Description of the task →
The reply should consist of every entry, repeated exactly.

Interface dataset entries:
Start of Block

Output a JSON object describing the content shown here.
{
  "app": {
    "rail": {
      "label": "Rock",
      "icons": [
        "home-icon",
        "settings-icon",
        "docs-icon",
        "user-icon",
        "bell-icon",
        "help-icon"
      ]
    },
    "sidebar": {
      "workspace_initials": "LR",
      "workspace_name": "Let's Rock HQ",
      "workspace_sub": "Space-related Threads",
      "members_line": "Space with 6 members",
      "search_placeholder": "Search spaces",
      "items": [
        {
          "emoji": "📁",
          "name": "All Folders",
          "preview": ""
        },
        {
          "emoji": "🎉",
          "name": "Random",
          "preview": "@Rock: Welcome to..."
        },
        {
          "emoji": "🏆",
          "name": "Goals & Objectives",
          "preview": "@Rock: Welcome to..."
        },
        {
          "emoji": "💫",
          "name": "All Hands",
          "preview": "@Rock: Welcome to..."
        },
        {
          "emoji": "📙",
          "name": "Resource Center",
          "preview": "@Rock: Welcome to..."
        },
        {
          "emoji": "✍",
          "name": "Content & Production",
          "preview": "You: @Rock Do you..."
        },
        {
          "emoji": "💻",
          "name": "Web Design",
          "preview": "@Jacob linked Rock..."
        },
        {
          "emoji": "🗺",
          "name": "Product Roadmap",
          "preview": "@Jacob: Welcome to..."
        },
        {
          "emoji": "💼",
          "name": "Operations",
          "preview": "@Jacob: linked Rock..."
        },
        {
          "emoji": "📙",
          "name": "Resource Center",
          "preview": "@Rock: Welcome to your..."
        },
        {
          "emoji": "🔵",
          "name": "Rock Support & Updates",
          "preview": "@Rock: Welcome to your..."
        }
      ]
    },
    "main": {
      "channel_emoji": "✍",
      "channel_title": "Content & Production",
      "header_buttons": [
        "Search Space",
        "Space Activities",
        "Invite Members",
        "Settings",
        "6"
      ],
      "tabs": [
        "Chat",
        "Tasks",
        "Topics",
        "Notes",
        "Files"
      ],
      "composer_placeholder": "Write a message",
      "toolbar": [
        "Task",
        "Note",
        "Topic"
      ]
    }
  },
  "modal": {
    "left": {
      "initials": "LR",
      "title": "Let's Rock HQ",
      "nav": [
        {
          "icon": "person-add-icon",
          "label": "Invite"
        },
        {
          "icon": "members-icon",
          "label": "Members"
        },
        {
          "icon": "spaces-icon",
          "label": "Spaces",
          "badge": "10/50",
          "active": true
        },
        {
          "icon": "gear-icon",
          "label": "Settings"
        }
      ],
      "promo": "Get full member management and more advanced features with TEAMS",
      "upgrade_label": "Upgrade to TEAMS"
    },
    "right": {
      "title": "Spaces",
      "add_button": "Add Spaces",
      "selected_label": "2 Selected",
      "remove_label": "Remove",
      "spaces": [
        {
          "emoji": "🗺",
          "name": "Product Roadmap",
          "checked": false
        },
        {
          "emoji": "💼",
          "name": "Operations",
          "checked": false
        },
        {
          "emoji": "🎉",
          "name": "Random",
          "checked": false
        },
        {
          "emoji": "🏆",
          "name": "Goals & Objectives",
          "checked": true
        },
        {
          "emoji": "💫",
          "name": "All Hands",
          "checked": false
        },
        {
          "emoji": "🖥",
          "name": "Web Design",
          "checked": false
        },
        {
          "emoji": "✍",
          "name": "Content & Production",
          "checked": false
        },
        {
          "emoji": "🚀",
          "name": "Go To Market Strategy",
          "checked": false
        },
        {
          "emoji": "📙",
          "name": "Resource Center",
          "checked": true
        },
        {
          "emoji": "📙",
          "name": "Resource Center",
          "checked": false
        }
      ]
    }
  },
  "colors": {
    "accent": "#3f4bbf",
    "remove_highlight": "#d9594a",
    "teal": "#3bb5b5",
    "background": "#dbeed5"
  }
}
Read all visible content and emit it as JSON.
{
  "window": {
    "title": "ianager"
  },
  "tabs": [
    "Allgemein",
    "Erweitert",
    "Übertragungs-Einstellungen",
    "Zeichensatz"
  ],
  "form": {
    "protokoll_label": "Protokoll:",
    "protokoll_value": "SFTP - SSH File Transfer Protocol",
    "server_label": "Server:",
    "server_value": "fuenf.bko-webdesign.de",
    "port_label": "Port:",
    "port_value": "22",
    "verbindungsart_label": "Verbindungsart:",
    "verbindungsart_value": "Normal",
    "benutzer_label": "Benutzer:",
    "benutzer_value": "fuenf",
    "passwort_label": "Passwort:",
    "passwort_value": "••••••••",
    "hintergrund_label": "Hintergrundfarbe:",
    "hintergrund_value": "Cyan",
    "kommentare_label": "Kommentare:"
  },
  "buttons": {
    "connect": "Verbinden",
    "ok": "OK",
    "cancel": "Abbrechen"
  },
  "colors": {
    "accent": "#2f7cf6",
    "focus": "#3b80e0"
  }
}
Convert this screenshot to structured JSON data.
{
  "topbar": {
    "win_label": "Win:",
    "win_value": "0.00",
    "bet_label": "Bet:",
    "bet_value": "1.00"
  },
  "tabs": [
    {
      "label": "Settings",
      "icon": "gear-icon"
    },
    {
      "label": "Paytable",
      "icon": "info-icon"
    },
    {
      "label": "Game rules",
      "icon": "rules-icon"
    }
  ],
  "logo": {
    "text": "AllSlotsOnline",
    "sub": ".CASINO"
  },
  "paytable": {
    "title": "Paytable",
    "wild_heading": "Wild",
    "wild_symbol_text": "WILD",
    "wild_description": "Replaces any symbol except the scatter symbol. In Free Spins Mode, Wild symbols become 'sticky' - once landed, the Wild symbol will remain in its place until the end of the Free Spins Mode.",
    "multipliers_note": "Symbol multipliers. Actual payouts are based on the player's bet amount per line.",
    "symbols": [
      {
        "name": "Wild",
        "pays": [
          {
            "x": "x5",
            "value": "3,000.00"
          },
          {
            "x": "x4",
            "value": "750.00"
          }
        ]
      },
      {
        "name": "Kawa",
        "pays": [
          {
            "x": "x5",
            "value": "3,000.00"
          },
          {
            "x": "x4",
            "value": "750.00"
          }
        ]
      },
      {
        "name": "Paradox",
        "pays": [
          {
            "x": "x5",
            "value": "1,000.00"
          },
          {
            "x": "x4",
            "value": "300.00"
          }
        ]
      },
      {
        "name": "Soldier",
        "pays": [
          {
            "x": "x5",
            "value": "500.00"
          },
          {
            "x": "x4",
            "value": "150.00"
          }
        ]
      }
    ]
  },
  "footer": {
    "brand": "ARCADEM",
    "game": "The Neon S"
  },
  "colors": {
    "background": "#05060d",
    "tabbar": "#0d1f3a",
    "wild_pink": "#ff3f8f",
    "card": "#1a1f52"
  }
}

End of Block

Solution to this task →
Output a JSON object describing the content shown here.
{
  "app": {
    "rail": {
      "label": "Rock",
      "icons": [
        "home-icon",
        "settings-icon",
        "docs-icon",
        "user-icon",
        "bell-icon",
        "help-icon"
      ]
    },
    "sidebar": {
      "workspace_initials": "LR",
      "workspace_name": "Let's Rock HQ",
      "workspace_sub": "Space-related Threads",
      "members_line": "Space with 6 members",
      "search_placeholder": "Search spaces",
      "items": [
        {
          "emoji": "📁",
          "name": "All Folders",
          "preview": ""
        },
        {
          "emoji": "🎉",
          "name": "Random",
          "preview": "@Rock: Welcome to..."
        },
        {
          "emoji": "🏆",
          "name": "Goals & Objectives",
          "preview": "@Rock: Welcome to..."
        },
        {
          "emoji": "💫",
          "name": "All Hands",
          "preview": "@Rock: Welcome to..."
        },
        {
          "emoji": "📙",
          "name": "Resource Center",
          "preview": "@Rock: Welcome to..."
        },
        {
          "emoji": "✍",
          "name": "Content & Production",
          "preview": "You: @Rock Do you..."
        },
        {
          "emoji": "💻",
          "name": "Web Design",
          "preview": "@Jacob linked Rock..."
        },
        {
          "emoji": "🗺",
          "name": "Product Roadmap",
          "preview": "@Jacob: Welcome to..."
        },
        {
          "emoji": "💼",
          "name": "Operations",
          "preview": "@Jacob: linked Rock..."
        },
        {
          "emoji": "📙",
          "name": "Resource Center",
          "preview": "@Rock: Welcome to your..."
        },
        {
          "emoji": "🔵",
          "name": "Rock Support & Updates",
          "preview": "@Rock: Welcome to your..."
        }
      ]
    },
    "main": {
      "channel_emoji": "✍",
      "channel_title": "Content & Production",
      "header_buttons": [
        "Search Space",
        "Space Activities",
        "Invite Members",
        "Settings",
        "6"
      ],
      "tabs": [
        "Chat",
        "Tasks",
        "Topics",
        "Notes",
        "Files"
      ],
      "composer_placeholder": "Write a message",
      "toolbar": [
        "Task",
        "Note",
        "Topic"
      ]
    }
  },
  "modal": {
    "left": {
      "initials": "LR",
      "title": "Let's Rock HQ",
      "nav": [
        {
          "icon": "person-add-icon",
          "label": "Invite"
        },
        {
          "icon": "members-icon",
          "label": "Members"
        },
        {
          "icon": "spaces-icon",
          "label": "Spaces",
          "badge": "10/50",
          "active": true
        },
        {
          "icon": "gear-icon",
          "label": "Settings"
        }
      ],
      "promo": "Get full member management and more advanced features with TEAMS",
      "upgrade_label": "Upgrade to TEAMS"
    },
    "right": {
      "title": "Spaces",
      "add_button": "Add Spaces",
      "selected_label": "2 Selected",
      "remove_label": "Remove",
      "spaces": [
        {
          "emoji": "🗺",
          "name": "Product Roadmap",
          "checked": false
        },
        {
          "emoji": "💼",
          "name": "Operations",
          "checked": false
        },
        {
          "emoji": "🎉",
          "name": "Random",
          "checked": false
        },
        {
          "emoji": "🏆",
          "name": "Goals & Objectives",
          "checked": true
        },
        {
          "emoji": "💫",
          "name": "All Hands",
          "checked": false
        },
        {
          "emoji": "🖥",
          "name": "Web Design",
          "checked": false
        },
        {
          "emoji": "✍",
          "name": "Content & Production",
          "checked": false
        },
        {
          "emoji": "🚀",
          "name": "Go To Market Strategy",
          "checked": false
        },
        {
          "emoji": "📙",
          "name": "Resource Center",
          "checked": true
        },
        {
          "emoji": "📙",
          "name": "Resource Center",
          "checked": false
        }
      ]
    }
  },
  "colors": {
    "accent": "#3f4bbf",
    "remove_highlight": "#d9594a",
    "teal": "#3bb5b5",
    "background": "#dbeed5"
  }
}
Read all visible content and emit it as JSON.
{
  "window": {
    "title": "ianager"
  },
  "tabs": [
    "Allgemein",
    "Erweitert",
    "Übertragungs-Einstellungen",
    "Zeichensatz"
  ],
  "form": {
    "protokoll_label": "Protokoll:",
    "protokoll_value": "SFTP - SSH File Transfer Protocol",
    "server_label": "Server:",
    "server_value": "fuenf.bko-webdesign.de",
    "port_label": "Port:",
    "port_value": "22",
    "verbindungsart_label": "Verbindungsart:",
    "verbindungsart_value": "Normal",
    "benutzer_label": "Benutzer:",
    "benutzer_value": "fuenf",
    "passwort_label": "Passwort:",
    "passwort_value": "••••••••",
    "hintergrund_label": "Hintergrundfarbe:",
    "hintergrund_value": "Cyan",
    "kommentare_label": "Kommentare:"
  },
  "buttons": {
    "connect": "Verbinden",
    "ok": "OK",
    "cancel": "Abbrechen"
  },
  "colors": {
    "accent": "#2f7cf6",
    "focus": "#3b80e0"
  }
}
Convert this screenshot to structured JSON data.
{
  "topbar": {
    "win_label": "Win:",
    "win_value": "0.00",
    "bet_label": "Bet:",
    "bet_value": "1.00"
  },
  "tabs": [
    {
      "label": "Settings",
      "icon": "gear-icon"
    },
    {
      "label": "Paytable",
      "icon": "info-icon"
    },
    {
      "label": "Game rules",
      "icon": "rules-icon"
    }
  ],
  "logo": {
    "text": "AllSlotsOnline",
    "sub": ".CASINO"
  },
  "paytable": {
    "title": "Paytable",
    "wild_heading": "Wild",
    "wild_symbol_text": "WILD",
    "wild_description": "Replaces any symbol except the scatter symbol. In Free Spins Mode, Wild symbols become 'sticky' - once landed, the Wild symbol will remain in its place until the end of the Free Spins Mode.",
    "multipliers_note": "Symbol multipliers. Actual payouts are based on the player's bet amount per line.",
    "symbols": [
      {
        "name": "Wild",
        "pays": [
          {
            "x": "x5",
            "value": "3,000.00"
          },
          {
            "x": "x4",
            "value": "750.00"
          }
        ]
      },
      {
        "name": "Kawa",
        "pays": [
          {
            "x": "x5",
            "value": "3,000.00"
          },
          {
            "x": "x4",
            "value": "750.00"
          }
        ]
      },
      {
        "name": "Paradox",
        "pays": [
          {
            "x": "x5",
            "value": "1,000.00"
          },
          {
            "x": "x4",
            "value": "300.00"
          }
        ]
      },
      {
        "name": "Soldier",
        "pays": [
          {
            "x": "x5",
            "value": "500.00"
          },
          {
            "x": "x4",
            "value": "150.00"
          }
        ]
      }
    ]
  },
  "footer": {
    "brand": "ARCADEM",
    "game": "The Neon S"
  },
  "colors": {
    "background": "#05060d",
    "tabbar": "#0d1f3a",
    "wild_pink": "#ff3f8f",
    "card": "#1a1f52"
  }
}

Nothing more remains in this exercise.